Yes ... at first I have to admit ... I was skeptical that such a thing could be possible... but as I listen to Wendy's passionate description and absolute conviction that it would happen ... I knew it was only a matter of time. "It just needs a name", she said that night in the car, "something catchy". "How about random acts of poetry?" I offered. And now, a year later, I am so glad to see the project coming into fruition. Thrilled to be given the opportunity to share an art form I love with one and all ... for no reason other than just because. No reason, but for the love of it. So often, after a reading, someone who got dragged along to the event kicking and screaming has come up to me and said ... "wow, I don't usually like poetry". To me, poetry is like music.
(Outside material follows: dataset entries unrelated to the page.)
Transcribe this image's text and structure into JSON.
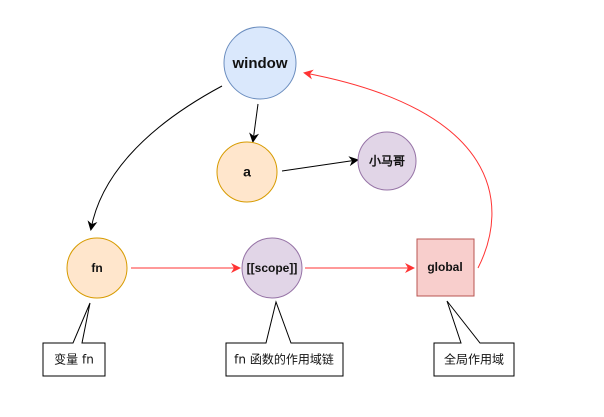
{
  "nodes": {
    "window": {
      "label": "window",
      "fill": "#dae8fc",
      "stroke": "#6c8ebf"
    },
    "a": {
      "label": "a",
      "fill": "#ffe6cc",
      "stroke": "#d79b00"
    },
    "xiaomage": {
      "label": "小马哥",
      "fill": "#e1d5e7",
      "stroke": "#9673a6"
    },
    "fn": {
      "label": "fn",
      "fill": "#ffe6cc",
      "stroke": "#d79b00"
    },
    "scope": {
      "label": "[[scope]]",
      "fill": "#e1d5e7",
      "stroke": "#9673a6"
    },
    "global": {
      "label": "global",
      "fill": "#f8cecc",
      "stroke": "#b85450"
    }
  },
  "callouts": {
    "variable_fn": "变量 fn",
    "fn_scope_chain": "fn 函数的作用域链",
    "global_scope": "全局作用域"
  },
  "edge_colors": {
    "black": "#000000",
    "red": "#ff3333"
  }
}
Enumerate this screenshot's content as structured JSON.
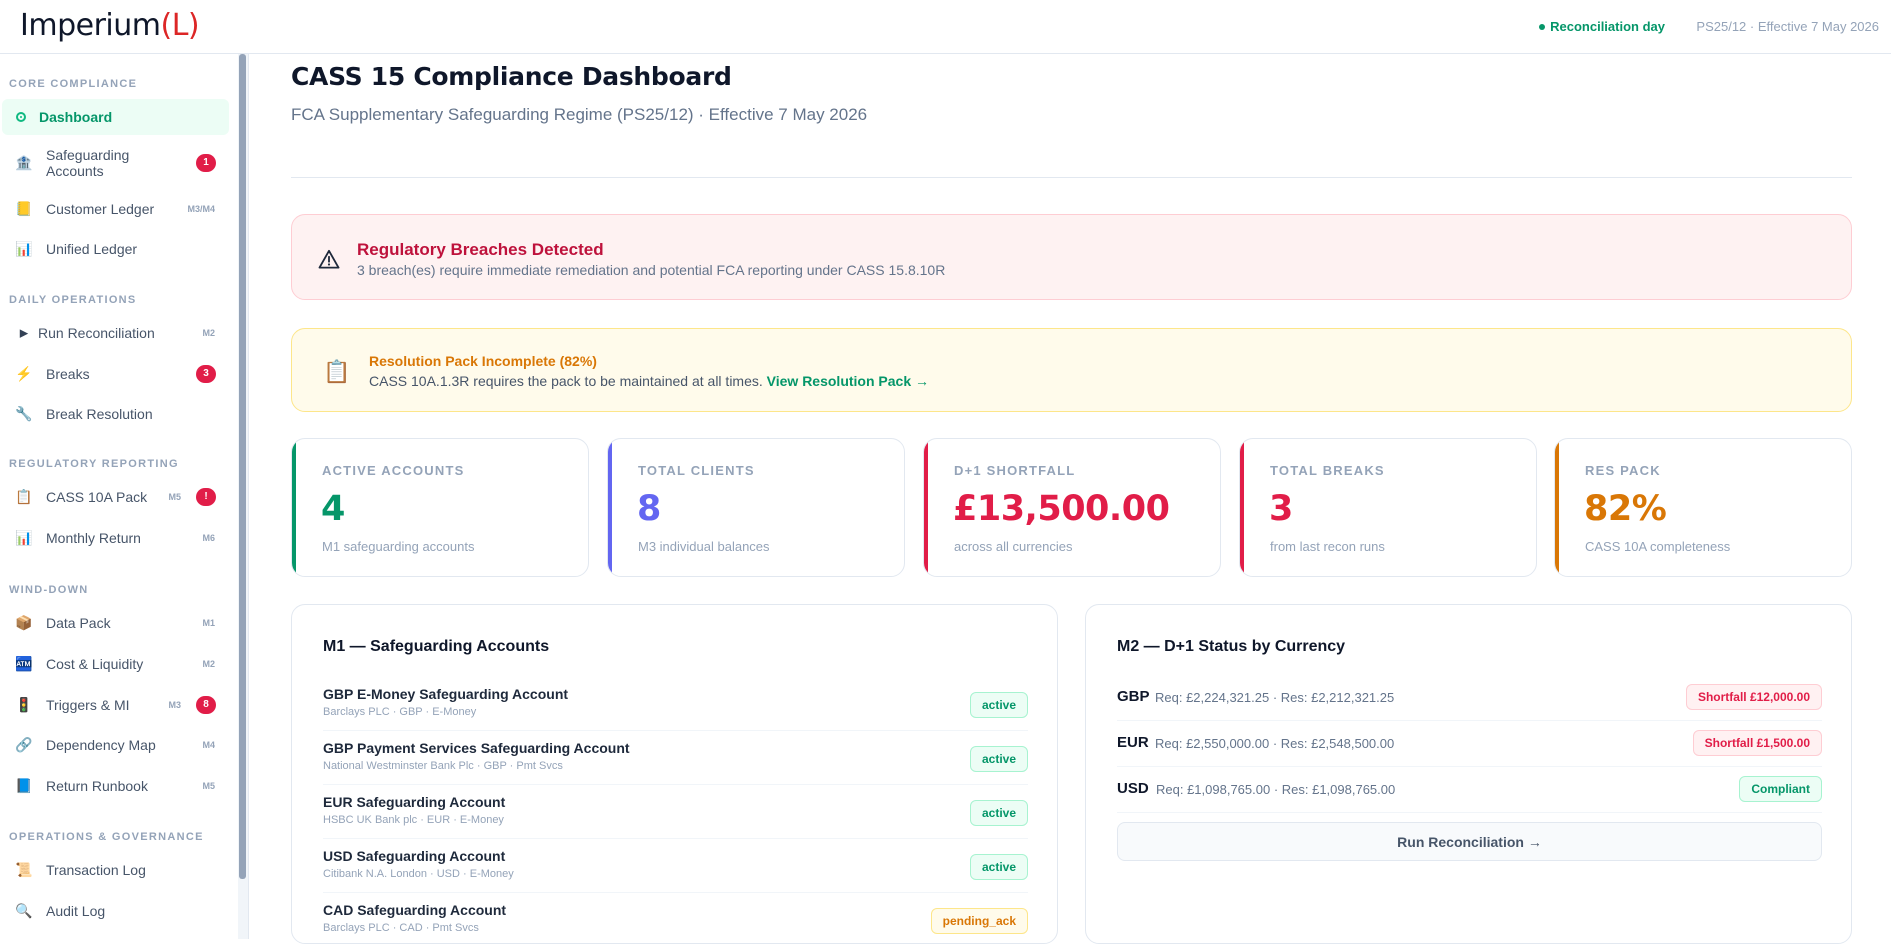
{
  "header": {
    "logo_text": "Imperium",
    "logo_paren": "(L)",
    "recon_status": "Reconciliation day",
    "effective": "PS25/12 · Effective 7 May 2026"
  },
  "sidebar": {
    "sections": [
      {
        "label": "CORE COMPLIANCE"
      },
      {
        "label": "DAILY OPERATIONS"
      },
      {
        "label": "REGULATORY REPORTING"
      },
      {
        "label": "WIND-DOWN"
      },
      {
        "label": "OPERATIONS & GOVERNANCE"
      }
    ],
    "items": [
      {
        "label": "Dashboard",
        "icon": "dashboard-dot-icon"
      },
      {
        "label": "Safeguarding\nAccounts",
        "icon": "bank-icon",
        "badge": "1"
      },
      {
        "label": "Customer Ledger",
        "icon": "ledger-icon",
        "tag": "M3/M4"
      },
      {
        "label": "Unified Ledger",
        "icon": "chart-icon"
      },
      {
        "label": "Run Reconciliation",
        "icon": "play-icon",
        "tag": "M2"
      },
      {
        "label": "Breaks",
        "icon": "lightning-icon",
        "badge": "3"
      },
      {
        "label": "Break Resolution",
        "icon": "wrench-icon"
      },
      {
        "label": "CASS 10A Pack",
        "icon": "clipboard-icon",
        "tag": "M5",
        "badge": "!"
      },
      {
        "label": "Monthly Return",
        "icon": "chart-icon",
        "tag": "M6"
      },
      {
        "label": "Data Pack",
        "icon": "package-icon",
        "tag": "M1"
      },
      {
        "label": "Cost & Liquidity",
        "icon": "atm-icon",
        "tag": "M2"
      },
      {
        "label": "Triggers & MI",
        "icon": "traffic-light-icon",
        "tag": "M3",
        "badge": "8"
      },
      {
        "label": "Dependency Map",
        "icon": "link-icon",
        "tag": "M4"
      },
      {
        "label": "Return Runbook",
        "icon": "book-icon",
        "tag": "M5"
      },
      {
        "label": "Transaction Log",
        "icon": "scroll-icon"
      },
      {
        "label": "Audit Log",
        "icon": "magnifier-icon"
      }
    ]
  },
  "page": {
    "title": "CASS 15 Compliance Dashboard",
    "subtitle": "FCA Supplementary Safeguarding Regime (PS25/12) · Effective 7 May 2026"
  },
  "alerts": {
    "breach": {
      "title": "Regulatory Breaches Detected",
      "desc": "3 breach(es) require immediate remediation and potential FCA reporting under CASS 15.8.10R"
    },
    "pack": {
      "title": "Resolution Pack Incomplete (82%)",
      "desc": "CASS 10A.1.3R requires the pack to be maintained at all times.",
      "link": "View Resolution Pack →"
    }
  },
  "stats": [
    {
      "label": "ACTIVE ACCOUNTS",
      "value": "4",
      "caption": "M1 safeguarding accounts",
      "color": "#059669"
    },
    {
      "label": "TOTAL CLIENTS",
      "value": "8",
      "caption": "M3 individual balances",
      "color": "#6366f1"
    },
    {
      "label": "D+1 SHORTFALL",
      "value": "£13,500.00",
      "caption": "across all currencies",
      "color": "#e11d48"
    },
    {
      "label": "TOTAL BREAKS",
      "value": "3",
      "caption": "from last recon runs",
      "color": "#e11d48"
    },
    {
      "label": "RES PACK",
      "value": "82%",
      "caption": "CASS 10A completeness",
      "color": "#d97706"
    }
  ],
  "accounts_card": {
    "title": "M1 — Safeguarding Accounts",
    "accounts": [
      {
        "name": "GBP E-Money Safeguarding Account",
        "meta": "Barclays PLC · GBP · E-Money",
        "status": "active"
      },
      {
        "name": "GBP Payment Services Safeguarding Account",
        "meta": "National Westminster Bank Plc · GBP · Pmt Svcs",
        "status": "active"
      },
      {
        "name": "EUR Safeguarding Account",
        "meta": "HSBC UK Bank plc · EUR · E-Money",
        "status": "active"
      },
      {
        "name": "USD Safeguarding Account",
        "meta": "Citibank N.A. London · USD · E-Money",
        "status": "active"
      },
      {
        "name": "CAD Safeguarding Account",
        "meta": "Barclays PLC · CAD · Pmt Svcs",
        "status": "pending_ack"
      }
    ]
  },
  "currency_card": {
    "title": "M2 — D+1 Status by Currency",
    "rows": [
      {
        "code": "GBP",
        "detail": "Req: £2,224,321.25 · Res: £2,212,321.25",
        "status": "Shortfall £12,000.00"
      },
      {
        "code": "EUR",
        "detail": "Req: £2,550,000.00 · Res: £2,548,500.00",
        "status": "Shortfall £1,500.00"
      },
      {
        "code": "USD",
        "detail": "Req: £1,098,765.00 · Res: £1,098,765.00",
        "status": "Compliant"
      }
    ],
    "button": "Run Reconciliation →"
  }
}
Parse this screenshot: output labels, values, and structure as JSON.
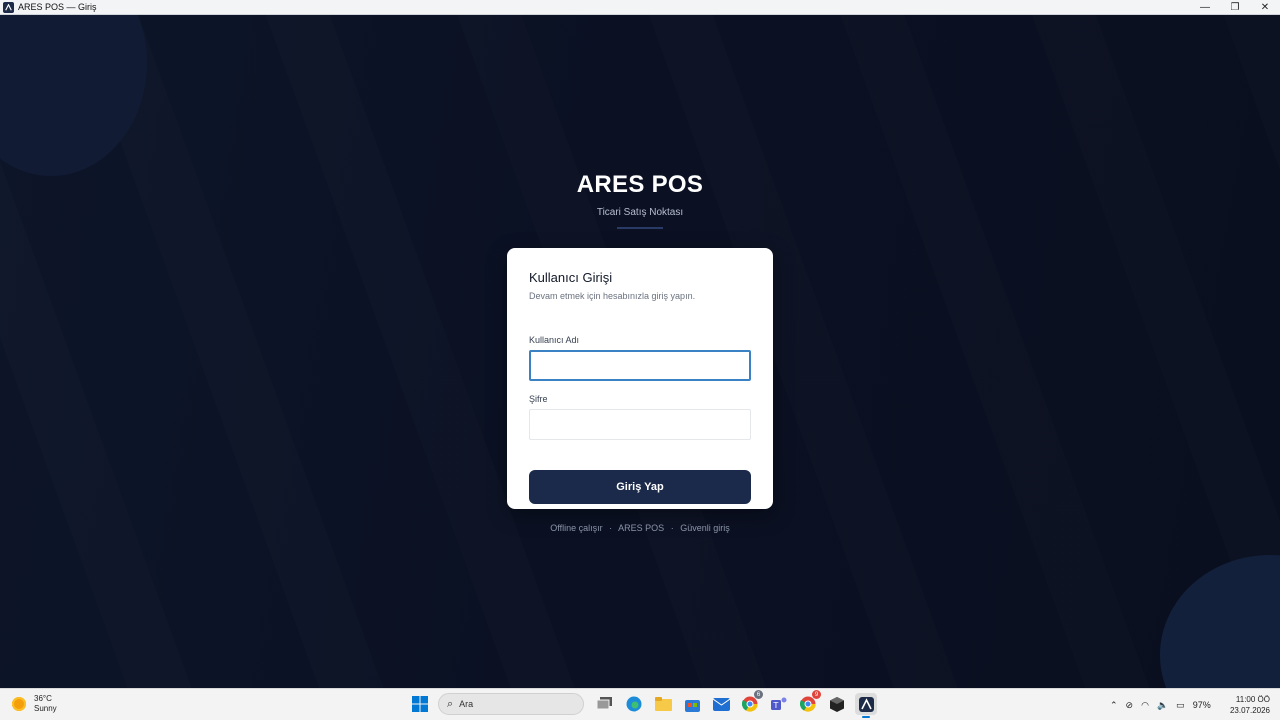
{
  "window": {
    "title": "ARES POS — Giriş",
    "controls": {
      "minimize": "—",
      "maximize": "❐",
      "close": "✕"
    }
  },
  "brand": {
    "title": "ARES POS",
    "subtitle": "Ticari Satış Noktası"
  },
  "login": {
    "title": "Kullanıcı Girişi",
    "subtitle": "Devam etmek için hesabınızla giriş yapın.",
    "username_label": "Kullanıcı Adı",
    "username_value": "",
    "password_label": "Şifre",
    "password_value": "",
    "submit_label": "Giriş Yap"
  },
  "footer": {
    "offline": "Offline çalışır",
    "brand": "ARES POS",
    "secure": "Güvenli giriş",
    "separator": "·"
  },
  "taskbar": {
    "weather_temp": "36°C",
    "weather_desc": "Sunny",
    "search_placeholder": "Ara",
    "apps": [
      {
        "icon": "windows-start-icon"
      },
      {
        "icon": "task-view-icon"
      },
      {
        "icon": "edge-browser-icon"
      },
      {
        "icon": "file-explorer-icon"
      },
      {
        "icon": "microsoft-store-icon"
      },
      {
        "icon": "mail-icon"
      },
      {
        "icon": "chrome-icon",
        "badge": "6"
      },
      {
        "icon": "teams-icon"
      },
      {
        "icon": "chrome-icon",
        "badge": "9"
      },
      {
        "icon": "app-box-icon"
      },
      {
        "icon": "ares-pos-icon",
        "active": true
      }
    ],
    "battery": "97%",
    "time": "11:00 ÖÖ",
    "date": "23.07.2026"
  },
  "colors": {
    "background": "#0b1020",
    "card": "#ffffff",
    "primary_button": "#1b2a4a",
    "focus_border": "#3b82c4"
  }
}
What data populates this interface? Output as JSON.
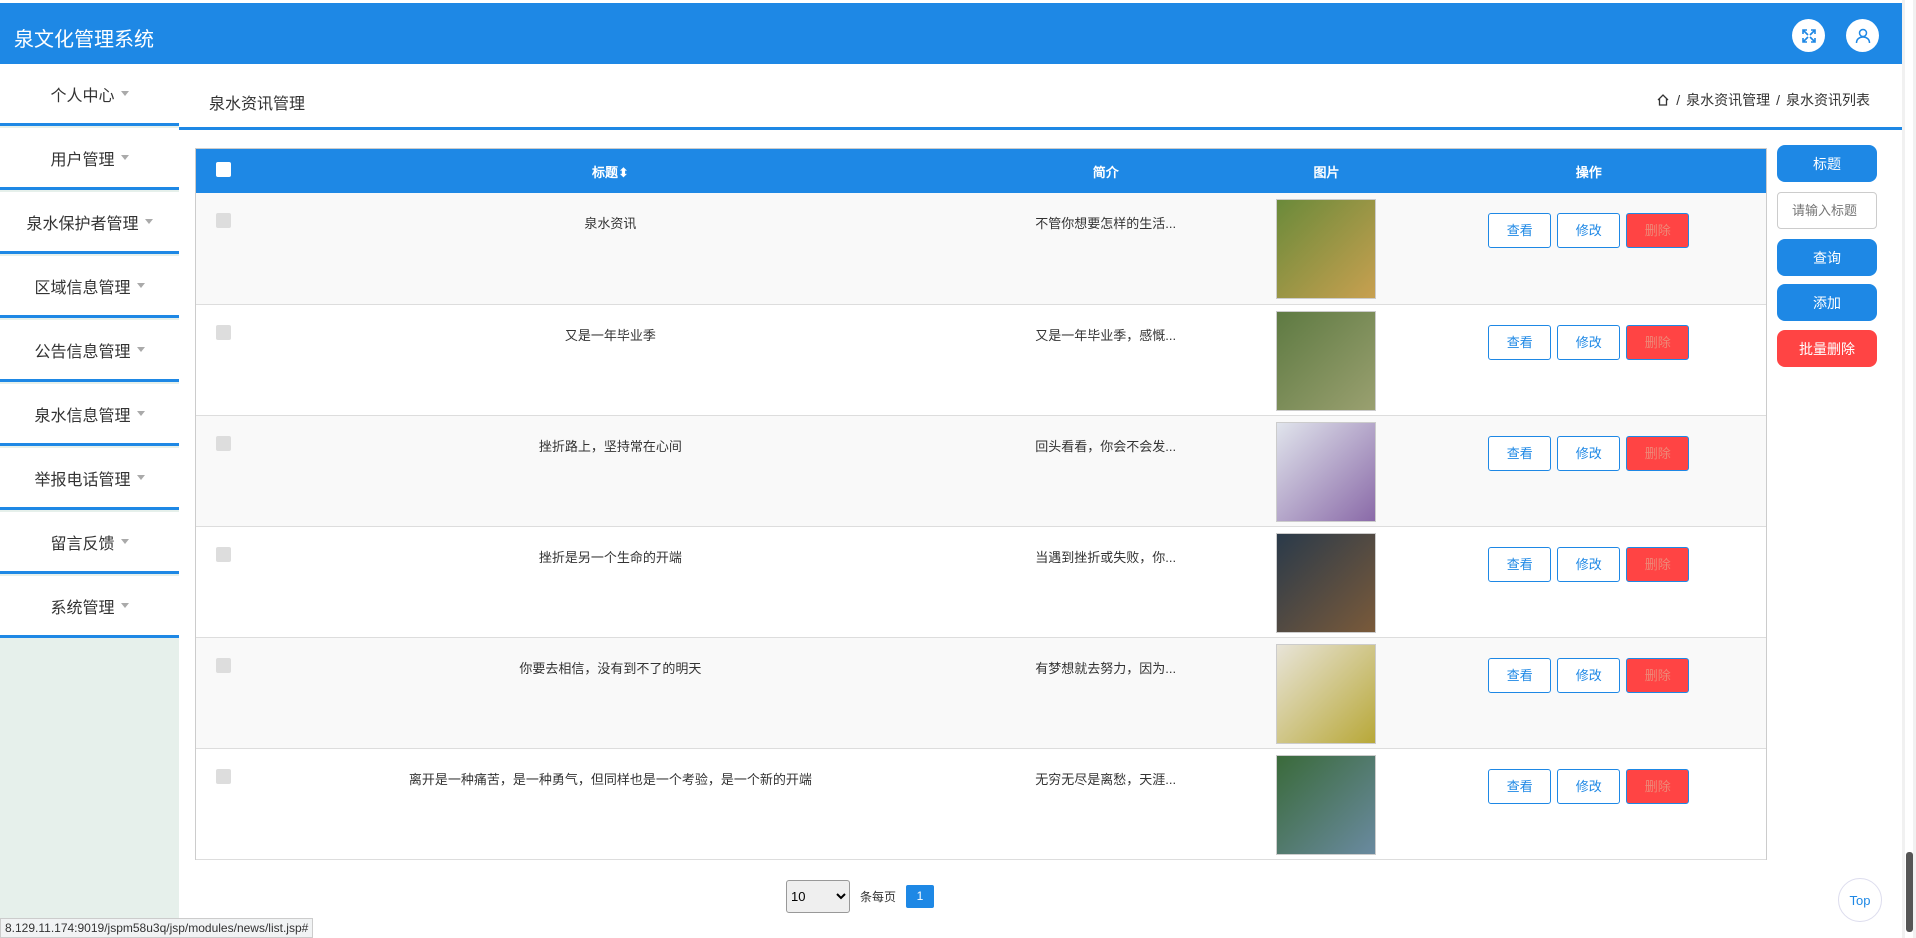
{
  "app": {
    "title": "泉文化管理系统"
  },
  "sidebar": {
    "items": [
      {
        "label": "个人中心"
      },
      {
        "label": "用户管理"
      },
      {
        "label": "泉水保护者管理"
      },
      {
        "label": "区域信息管理"
      },
      {
        "label": "公告信息管理"
      },
      {
        "label": "泉水信息管理"
      },
      {
        "label": "举报电话管理"
      },
      {
        "label": "留言反馈"
      },
      {
        "label": "系统管理"
      }
    ]
  },
  "header": {
    "page_title": "泉水资讯管理",
    "breadcrumb": [
      "泉水资讯管理",
      "泉水资讯列表"
    ]
  },
  "table": {
    "columns": {
      "title": "标题",
      "intro": "简介",
      "image": "图片",
      "actions": "操作"
    },
    "rows": [
      {
        "title": "泉水资讯",
        "intro": "不管你想要怎样的生活...",
        "image_colors": [
          "#6a8a3a",
          "#c8a050"
        ]
      },
      {
        "title": "又是一年毕业季",
        "intro": "又是一年毕业季，感慨...",
        "image_colors": [
          "#5e7a42",
          "#9aa070"
        ]
      },
      {
        "title": "挫折路上，坚持常在心间",
        "intro": "回头看看，你会不会发...",
        "image_colors": [
          "#e0e4ec",
          "#8a6aa8"
        ]
      },
      {
        "title": "挫折是另一个生命的开端",
        "intro": "当遇到挫折或失败，你...",
        "image_colors": [
          "#2a3a4a",
          "#7a5a3a"
        ]
      },
      {
        "title": "你要去相信，没有到不了的明天",
        "intro": "有梦想就去努力，因为...",
        "image_colors": [
          "#e8e4d8",
          "#b8a838"
        ]
      },
      {
        "title": "离开是一种痛苦，是一种勇气，但同样也是一个考验，是一个新的开端",
        "intro": "无穷无尽是离愁，天涯...",
        "image_colors": [
          "#3a6a3a",
          "#6a8aa0"
        ]
      }
    ],
    "actions": {
      "view": "查看",
      "edit": "修改",
      "delete": "删除"
    }
  },
  "right_panel": {
    "field_label": "标题",
    "search_placeholder": "请输入标题",
    "query": "查询",
    "add": "添加",
    "batch_delete": "批量删除"
  },
  "pagination": {
    "page_size": "10",
    "per_page_label": "条每页",
    "current_page": "1"
  },
  "status_url": "8.129.11.174:9019/jspm58u3q/jsp/modules/news/list.jsp#",
  "back_to_top": "Top",
  "colors": {
    "primary": "#1e88e5",
    "danger": "#ff4444"
  }
}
Everybody likes it. There are just some people who haven't been exposed to the poetry they like yet. I am sad to say that before this project I had not heard of Abebooks ... but am now a huge fan.

 

Victoria READ Society
After Wendy got the Victoria READ Society involved in this amazing endeavour, we talked about who we could approach as a corporate partner. Abebooks seemed like the obvious choice. They have played an active part in our local community, supporting literacy events like our READ Festival of Poets. They also have an incredible international profile and network that would enable us to get the word(s) out. And they love books! Personally I used Abebooks to find books for READ’s literacy work and my own reading pleasure. Using their website is like a treasure hunt! -- Julie Holder, Executive Director, Victoria READ Society

 

Marion Francis WhiteWhite, Marian Frances
Giving and sharing poetry is much like commiting random acts of kindness. We could all use a little more of both. Recently a friend of mine, Lorraine Desjardins, was in Paris and took my book of poetry, to the Shakespeare bookstore in the Latin Quarter. It's a unique bookstore that also serves as a library for anyone to walk in and either buy or just sit down and read a book. Knowing my poetry is there to read for FREE with hundreds of other poets is very satisfying. In another instance I gave my aerialist daughter, Anahareo, my book to put on a park bench in Hollywood. I like to picture someone on Sunset Blvd. sitting on that bench and reading Mind Your Eyes. Knowing that more people will have free access to images of my part of the world, inspires me to commit random acts of poetry. Thank you Abebooks and Wendy for this.

 

Elizabeth ZetlinZetlin, Elizabeth
Poetry is pretty well invisible in the mass media and most people's lives. Random Acts will put poems and poetry books into people's hands - people who would normally not read a poem. Why poetry? Because it's the song of our species and right now, many songbirds are threatened, if not endangered.